- _WHAT TO PRODUCE_: Show each line from the listing that includes the word "icon".

- _DATA RECORDS_:
===

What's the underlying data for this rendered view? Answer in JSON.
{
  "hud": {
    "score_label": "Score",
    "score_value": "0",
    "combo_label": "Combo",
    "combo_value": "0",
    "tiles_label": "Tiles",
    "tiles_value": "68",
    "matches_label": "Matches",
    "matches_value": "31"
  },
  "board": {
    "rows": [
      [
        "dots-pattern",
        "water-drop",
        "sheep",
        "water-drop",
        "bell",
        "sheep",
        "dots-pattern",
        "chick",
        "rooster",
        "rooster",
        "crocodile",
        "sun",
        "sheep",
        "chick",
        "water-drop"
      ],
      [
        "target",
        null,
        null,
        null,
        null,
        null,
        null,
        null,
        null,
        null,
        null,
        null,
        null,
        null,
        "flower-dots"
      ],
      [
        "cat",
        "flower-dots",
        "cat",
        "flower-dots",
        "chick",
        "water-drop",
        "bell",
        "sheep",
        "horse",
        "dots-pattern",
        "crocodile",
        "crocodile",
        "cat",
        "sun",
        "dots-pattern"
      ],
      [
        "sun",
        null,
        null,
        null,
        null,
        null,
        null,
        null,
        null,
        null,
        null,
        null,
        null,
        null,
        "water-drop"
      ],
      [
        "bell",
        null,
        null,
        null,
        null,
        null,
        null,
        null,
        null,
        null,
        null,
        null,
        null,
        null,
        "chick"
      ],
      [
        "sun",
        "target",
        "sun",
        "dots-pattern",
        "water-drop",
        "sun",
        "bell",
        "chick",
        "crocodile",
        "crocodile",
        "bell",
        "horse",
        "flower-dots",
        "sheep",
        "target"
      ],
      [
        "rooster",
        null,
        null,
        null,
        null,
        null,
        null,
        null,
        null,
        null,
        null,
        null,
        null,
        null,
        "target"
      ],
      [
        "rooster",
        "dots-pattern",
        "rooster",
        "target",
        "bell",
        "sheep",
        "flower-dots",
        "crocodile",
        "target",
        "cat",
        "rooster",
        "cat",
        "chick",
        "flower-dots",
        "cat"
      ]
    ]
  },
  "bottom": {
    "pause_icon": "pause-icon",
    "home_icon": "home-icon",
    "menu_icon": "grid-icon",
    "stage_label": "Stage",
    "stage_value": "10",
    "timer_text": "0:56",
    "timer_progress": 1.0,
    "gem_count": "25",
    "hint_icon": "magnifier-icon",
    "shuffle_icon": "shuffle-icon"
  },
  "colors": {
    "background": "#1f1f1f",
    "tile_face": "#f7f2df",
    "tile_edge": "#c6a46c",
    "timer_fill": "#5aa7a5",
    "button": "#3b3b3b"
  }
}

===

- _EXERCISE RESULT_:
    "pause_icon": "pause-icon",
    "home_icon": "home-icon",
    "menu_icon": "grid-icon",
    "hint_icon": "magnifier-icon",
    "shuffle_icon": "shuffle-icon"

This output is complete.